> **ABOUT THIS TASK**
Count every line that includes the string "glyph" in the entries that follow. Nothing besides the number is needed.

> **DATASET ENTRIES**

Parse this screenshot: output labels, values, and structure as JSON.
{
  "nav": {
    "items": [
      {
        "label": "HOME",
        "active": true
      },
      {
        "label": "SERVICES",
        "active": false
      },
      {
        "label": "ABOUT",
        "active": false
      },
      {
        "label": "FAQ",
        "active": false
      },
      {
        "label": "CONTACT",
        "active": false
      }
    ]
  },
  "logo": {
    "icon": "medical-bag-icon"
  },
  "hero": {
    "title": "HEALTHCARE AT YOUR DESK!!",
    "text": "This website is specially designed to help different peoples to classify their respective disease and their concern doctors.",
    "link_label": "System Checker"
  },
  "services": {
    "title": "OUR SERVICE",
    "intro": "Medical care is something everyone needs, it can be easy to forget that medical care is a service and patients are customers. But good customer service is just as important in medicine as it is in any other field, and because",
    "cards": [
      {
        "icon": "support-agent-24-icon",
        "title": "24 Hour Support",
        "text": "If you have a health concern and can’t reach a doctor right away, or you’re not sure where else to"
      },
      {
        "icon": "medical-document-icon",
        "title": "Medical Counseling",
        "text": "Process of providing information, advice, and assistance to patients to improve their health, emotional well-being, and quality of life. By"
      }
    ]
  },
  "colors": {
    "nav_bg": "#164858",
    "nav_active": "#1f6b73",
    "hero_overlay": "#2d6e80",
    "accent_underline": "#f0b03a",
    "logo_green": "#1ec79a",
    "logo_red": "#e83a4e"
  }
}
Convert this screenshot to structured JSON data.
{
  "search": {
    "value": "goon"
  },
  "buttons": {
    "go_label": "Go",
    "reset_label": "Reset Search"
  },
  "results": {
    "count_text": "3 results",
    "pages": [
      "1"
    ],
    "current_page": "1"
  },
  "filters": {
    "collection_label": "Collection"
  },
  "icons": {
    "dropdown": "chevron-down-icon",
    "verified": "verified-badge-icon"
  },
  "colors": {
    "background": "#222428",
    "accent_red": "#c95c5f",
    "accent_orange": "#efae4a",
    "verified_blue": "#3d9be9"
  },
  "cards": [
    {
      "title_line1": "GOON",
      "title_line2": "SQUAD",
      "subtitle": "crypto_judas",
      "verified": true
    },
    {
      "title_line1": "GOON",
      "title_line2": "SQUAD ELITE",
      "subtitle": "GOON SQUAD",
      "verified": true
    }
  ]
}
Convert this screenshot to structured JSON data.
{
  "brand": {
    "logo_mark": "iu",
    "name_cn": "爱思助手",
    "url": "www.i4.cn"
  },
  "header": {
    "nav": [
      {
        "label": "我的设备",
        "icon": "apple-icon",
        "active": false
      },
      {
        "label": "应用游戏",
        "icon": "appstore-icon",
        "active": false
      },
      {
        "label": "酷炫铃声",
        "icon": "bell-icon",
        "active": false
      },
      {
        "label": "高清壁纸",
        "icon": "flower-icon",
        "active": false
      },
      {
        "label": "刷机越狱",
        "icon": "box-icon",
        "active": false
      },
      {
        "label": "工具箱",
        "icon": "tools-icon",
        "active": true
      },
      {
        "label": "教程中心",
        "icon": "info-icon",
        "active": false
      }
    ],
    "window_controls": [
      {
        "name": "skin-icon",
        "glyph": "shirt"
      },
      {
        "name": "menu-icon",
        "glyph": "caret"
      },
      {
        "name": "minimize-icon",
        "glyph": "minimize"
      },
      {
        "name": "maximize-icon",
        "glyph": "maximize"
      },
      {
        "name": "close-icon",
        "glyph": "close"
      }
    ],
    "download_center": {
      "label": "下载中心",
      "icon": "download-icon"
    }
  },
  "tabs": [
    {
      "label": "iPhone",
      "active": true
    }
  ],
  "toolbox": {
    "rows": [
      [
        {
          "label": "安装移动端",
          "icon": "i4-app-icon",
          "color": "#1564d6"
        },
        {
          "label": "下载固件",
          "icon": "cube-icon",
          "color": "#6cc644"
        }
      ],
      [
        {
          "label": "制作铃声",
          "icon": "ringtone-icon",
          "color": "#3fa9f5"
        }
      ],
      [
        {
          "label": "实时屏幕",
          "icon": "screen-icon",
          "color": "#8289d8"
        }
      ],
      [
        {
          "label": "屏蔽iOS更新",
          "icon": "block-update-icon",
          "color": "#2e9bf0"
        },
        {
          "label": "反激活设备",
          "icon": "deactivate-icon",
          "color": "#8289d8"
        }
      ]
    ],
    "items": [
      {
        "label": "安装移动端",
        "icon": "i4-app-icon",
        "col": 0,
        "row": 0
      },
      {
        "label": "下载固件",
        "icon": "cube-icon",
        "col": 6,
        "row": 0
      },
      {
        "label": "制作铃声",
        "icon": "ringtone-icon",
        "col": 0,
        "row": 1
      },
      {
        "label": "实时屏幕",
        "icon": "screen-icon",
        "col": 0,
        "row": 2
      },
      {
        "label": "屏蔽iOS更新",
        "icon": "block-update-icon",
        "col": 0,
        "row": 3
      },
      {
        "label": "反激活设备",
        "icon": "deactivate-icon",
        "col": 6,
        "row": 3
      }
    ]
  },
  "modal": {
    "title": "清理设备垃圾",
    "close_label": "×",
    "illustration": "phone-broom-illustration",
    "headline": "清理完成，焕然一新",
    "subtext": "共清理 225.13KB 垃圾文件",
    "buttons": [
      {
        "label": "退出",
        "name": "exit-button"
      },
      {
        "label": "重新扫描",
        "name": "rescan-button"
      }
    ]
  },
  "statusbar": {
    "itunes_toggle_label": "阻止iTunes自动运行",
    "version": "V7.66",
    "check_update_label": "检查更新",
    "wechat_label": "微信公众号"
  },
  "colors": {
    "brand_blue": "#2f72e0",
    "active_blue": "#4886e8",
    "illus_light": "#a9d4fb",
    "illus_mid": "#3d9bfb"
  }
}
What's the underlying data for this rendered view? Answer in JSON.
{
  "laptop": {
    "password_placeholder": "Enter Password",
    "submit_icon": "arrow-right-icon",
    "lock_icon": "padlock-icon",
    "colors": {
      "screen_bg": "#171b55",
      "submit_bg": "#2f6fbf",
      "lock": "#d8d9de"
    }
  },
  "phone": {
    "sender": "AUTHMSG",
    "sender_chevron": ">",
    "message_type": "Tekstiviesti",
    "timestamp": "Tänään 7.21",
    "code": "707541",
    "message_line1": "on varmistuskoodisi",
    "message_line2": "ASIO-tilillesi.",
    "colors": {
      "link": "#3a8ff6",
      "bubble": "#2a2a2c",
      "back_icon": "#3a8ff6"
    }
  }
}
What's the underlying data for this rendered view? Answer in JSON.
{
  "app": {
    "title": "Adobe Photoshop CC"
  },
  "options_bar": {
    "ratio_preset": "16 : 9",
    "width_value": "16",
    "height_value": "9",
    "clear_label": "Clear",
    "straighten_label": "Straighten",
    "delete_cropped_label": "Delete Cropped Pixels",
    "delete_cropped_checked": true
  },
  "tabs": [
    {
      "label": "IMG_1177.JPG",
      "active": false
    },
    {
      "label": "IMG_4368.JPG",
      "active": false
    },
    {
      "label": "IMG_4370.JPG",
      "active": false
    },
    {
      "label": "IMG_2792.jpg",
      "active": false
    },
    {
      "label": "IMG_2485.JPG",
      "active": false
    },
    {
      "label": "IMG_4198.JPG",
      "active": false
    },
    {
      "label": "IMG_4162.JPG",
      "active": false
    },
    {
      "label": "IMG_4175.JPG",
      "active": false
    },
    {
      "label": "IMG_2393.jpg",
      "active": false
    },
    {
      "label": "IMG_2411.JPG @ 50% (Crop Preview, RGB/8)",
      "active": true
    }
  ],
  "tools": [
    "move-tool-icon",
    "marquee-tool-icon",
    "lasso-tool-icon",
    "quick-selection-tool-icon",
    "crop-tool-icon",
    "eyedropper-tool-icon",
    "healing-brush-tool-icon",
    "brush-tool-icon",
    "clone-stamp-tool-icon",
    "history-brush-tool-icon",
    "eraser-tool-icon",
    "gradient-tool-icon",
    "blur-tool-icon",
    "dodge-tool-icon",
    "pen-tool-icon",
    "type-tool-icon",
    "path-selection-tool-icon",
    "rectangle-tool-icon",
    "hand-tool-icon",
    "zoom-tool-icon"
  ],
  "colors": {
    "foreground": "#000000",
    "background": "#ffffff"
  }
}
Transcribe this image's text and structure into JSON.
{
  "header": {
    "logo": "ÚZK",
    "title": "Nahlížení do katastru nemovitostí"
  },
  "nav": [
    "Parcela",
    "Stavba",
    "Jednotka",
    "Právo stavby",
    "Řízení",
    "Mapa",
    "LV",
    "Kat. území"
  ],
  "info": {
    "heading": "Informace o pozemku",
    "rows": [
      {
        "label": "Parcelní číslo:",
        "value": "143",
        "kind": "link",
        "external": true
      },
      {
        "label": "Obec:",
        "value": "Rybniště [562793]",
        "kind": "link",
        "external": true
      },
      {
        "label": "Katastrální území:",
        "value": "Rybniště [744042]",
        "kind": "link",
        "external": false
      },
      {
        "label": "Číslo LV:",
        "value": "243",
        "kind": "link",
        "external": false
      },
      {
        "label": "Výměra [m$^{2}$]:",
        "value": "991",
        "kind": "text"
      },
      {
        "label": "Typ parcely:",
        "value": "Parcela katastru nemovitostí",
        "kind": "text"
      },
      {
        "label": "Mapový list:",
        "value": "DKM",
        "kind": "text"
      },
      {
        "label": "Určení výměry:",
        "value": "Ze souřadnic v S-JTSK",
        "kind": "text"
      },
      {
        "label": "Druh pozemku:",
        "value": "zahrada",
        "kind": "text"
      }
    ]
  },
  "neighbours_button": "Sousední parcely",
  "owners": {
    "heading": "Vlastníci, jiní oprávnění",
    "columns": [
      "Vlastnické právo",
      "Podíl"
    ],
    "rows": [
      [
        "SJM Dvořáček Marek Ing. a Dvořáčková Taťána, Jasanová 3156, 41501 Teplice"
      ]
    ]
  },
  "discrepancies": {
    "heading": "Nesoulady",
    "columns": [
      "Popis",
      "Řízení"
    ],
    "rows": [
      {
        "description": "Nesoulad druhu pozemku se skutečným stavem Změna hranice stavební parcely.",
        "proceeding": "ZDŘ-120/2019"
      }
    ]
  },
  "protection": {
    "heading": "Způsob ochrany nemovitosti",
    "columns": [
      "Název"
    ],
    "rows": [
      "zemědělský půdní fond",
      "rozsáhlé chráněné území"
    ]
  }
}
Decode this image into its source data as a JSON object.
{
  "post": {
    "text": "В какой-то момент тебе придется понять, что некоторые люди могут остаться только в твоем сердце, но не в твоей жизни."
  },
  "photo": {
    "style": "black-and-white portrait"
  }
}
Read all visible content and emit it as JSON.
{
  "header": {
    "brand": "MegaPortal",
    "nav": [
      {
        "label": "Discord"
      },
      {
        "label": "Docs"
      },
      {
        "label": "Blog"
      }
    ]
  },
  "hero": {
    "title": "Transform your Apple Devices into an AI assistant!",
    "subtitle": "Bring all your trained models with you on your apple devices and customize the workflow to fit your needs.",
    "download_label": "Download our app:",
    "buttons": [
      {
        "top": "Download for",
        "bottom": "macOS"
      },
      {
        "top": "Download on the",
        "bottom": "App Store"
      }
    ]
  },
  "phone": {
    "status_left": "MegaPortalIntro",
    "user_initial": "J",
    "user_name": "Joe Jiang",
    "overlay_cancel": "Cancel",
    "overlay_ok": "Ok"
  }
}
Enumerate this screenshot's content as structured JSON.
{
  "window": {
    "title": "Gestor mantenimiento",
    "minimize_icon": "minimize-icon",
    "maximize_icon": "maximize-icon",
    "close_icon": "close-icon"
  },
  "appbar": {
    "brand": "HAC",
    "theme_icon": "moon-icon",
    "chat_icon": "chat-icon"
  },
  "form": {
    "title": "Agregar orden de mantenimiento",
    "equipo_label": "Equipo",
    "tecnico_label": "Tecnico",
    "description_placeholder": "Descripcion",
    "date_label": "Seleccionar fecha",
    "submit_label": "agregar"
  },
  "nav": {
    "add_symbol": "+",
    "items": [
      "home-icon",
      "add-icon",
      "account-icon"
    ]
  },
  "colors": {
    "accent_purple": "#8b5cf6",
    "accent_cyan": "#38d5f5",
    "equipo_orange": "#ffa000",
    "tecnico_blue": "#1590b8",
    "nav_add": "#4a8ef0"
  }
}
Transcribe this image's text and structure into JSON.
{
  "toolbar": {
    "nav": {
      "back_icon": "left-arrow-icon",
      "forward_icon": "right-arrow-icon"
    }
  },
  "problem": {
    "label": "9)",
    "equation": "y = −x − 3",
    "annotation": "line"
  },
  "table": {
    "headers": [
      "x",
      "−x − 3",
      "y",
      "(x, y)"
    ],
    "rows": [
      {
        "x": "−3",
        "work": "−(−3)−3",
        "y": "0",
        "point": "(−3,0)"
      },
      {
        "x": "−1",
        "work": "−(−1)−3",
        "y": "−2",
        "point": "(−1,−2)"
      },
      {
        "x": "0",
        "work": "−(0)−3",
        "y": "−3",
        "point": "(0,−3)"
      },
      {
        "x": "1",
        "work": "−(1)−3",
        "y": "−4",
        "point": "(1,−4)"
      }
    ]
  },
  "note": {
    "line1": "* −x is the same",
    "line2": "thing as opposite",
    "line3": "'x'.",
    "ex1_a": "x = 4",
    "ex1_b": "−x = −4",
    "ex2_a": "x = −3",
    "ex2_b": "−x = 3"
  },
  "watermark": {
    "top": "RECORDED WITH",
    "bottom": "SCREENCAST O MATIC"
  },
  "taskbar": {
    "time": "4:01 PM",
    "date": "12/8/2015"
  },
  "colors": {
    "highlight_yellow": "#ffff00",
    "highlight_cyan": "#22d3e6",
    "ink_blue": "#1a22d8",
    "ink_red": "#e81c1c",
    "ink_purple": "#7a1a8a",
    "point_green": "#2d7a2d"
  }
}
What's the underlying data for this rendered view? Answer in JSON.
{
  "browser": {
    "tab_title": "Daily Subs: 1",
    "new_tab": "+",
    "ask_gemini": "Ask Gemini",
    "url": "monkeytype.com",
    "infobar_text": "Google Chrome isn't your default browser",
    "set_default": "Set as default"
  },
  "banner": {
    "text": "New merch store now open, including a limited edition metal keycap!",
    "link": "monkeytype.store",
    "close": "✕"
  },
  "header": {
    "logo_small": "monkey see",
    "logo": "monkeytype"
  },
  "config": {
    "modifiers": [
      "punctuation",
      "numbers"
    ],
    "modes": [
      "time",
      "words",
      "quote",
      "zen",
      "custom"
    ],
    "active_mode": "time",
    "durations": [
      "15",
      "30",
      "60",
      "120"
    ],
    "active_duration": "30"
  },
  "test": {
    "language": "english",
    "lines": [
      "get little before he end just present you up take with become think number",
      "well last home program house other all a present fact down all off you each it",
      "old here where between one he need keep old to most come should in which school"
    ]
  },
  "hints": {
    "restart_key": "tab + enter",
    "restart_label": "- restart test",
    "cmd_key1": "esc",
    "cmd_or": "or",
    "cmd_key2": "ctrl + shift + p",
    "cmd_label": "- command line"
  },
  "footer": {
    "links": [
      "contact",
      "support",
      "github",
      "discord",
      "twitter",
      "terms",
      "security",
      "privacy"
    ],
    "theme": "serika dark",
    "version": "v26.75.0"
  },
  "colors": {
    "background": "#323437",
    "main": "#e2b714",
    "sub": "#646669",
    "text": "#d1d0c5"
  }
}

> **REPLY**
5